● ACTIVITY
Scan the entries below for the word "gości" and copy every line where it turns up.

(Excerpts from a dataset)
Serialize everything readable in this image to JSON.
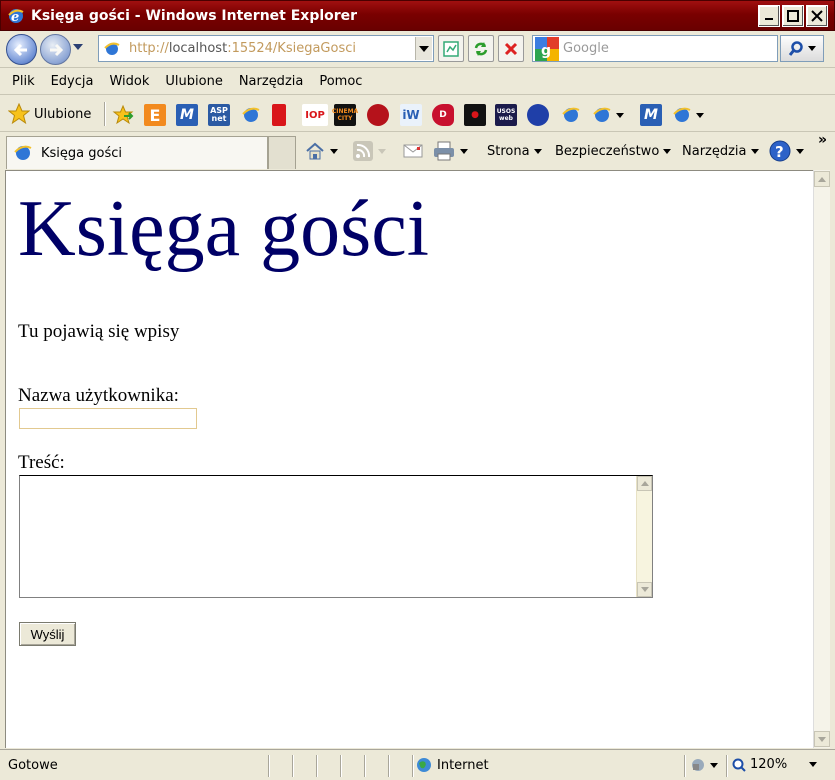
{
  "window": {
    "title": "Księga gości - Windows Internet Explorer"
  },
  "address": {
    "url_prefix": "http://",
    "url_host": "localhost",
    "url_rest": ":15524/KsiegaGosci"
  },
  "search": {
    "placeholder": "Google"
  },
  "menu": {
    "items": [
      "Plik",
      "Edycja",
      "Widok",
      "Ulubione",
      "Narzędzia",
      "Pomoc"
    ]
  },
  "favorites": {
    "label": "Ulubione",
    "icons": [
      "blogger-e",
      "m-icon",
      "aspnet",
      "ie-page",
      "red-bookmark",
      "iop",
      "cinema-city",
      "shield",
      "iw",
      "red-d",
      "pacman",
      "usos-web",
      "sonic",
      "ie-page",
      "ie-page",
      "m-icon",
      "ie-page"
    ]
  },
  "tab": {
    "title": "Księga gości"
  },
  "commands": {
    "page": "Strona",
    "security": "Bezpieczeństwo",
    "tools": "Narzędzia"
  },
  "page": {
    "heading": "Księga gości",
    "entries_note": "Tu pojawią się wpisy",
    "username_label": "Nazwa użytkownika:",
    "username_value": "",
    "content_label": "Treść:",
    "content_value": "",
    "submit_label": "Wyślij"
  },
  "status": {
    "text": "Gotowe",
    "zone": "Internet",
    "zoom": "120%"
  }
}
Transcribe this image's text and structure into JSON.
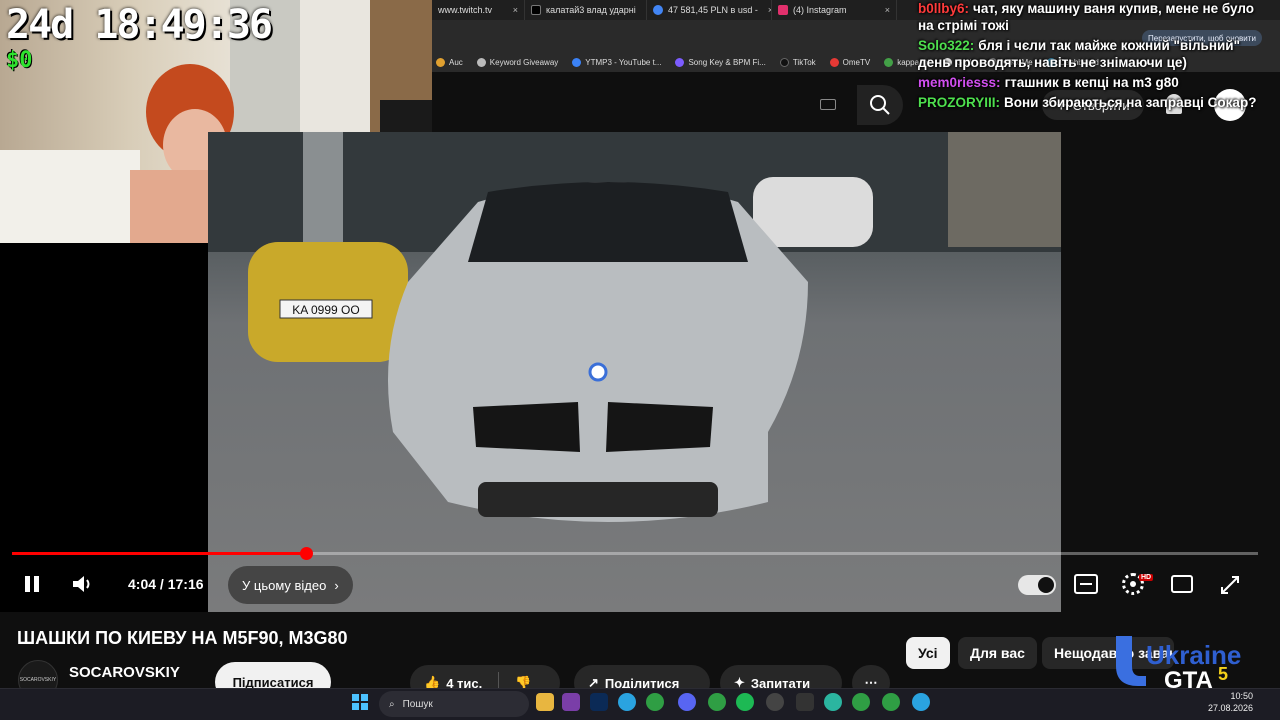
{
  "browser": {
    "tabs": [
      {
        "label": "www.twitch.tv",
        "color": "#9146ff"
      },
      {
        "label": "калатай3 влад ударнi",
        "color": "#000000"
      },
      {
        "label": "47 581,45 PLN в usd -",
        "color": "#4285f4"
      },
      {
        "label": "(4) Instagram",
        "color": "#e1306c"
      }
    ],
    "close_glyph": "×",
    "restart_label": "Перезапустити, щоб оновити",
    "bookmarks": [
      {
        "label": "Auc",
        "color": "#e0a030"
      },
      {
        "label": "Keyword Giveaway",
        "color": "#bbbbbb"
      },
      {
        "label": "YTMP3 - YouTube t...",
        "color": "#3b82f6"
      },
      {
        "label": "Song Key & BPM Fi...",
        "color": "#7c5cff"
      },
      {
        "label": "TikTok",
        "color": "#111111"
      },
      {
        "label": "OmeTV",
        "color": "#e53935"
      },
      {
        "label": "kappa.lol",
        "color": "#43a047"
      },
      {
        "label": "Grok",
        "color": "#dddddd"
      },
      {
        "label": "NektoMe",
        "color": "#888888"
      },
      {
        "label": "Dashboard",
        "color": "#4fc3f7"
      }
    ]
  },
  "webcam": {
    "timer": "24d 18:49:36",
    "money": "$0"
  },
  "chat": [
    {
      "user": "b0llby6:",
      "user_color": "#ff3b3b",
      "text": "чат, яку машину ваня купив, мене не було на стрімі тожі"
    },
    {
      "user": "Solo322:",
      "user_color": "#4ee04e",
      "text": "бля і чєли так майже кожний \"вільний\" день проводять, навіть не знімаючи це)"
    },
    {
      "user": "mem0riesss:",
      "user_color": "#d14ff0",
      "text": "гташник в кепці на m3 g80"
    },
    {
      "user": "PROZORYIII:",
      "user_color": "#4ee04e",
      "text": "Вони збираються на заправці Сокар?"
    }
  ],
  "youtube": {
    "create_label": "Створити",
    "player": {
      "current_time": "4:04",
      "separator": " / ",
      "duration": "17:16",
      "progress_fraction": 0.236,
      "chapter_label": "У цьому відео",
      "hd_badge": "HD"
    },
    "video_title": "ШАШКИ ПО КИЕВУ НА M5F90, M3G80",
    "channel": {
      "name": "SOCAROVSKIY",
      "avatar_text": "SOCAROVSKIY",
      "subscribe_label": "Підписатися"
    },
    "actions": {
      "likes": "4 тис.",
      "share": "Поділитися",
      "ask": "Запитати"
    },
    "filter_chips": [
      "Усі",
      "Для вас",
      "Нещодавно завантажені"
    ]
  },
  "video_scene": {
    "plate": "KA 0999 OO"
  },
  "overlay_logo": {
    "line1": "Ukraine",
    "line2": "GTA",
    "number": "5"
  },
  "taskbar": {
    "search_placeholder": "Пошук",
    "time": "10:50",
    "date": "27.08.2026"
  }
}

● EXERCISE OUTPUT
    "title": "Księga gości - Windows Internet Explorer"
    "title": "Księga gości"
    "heading": "Księga gości",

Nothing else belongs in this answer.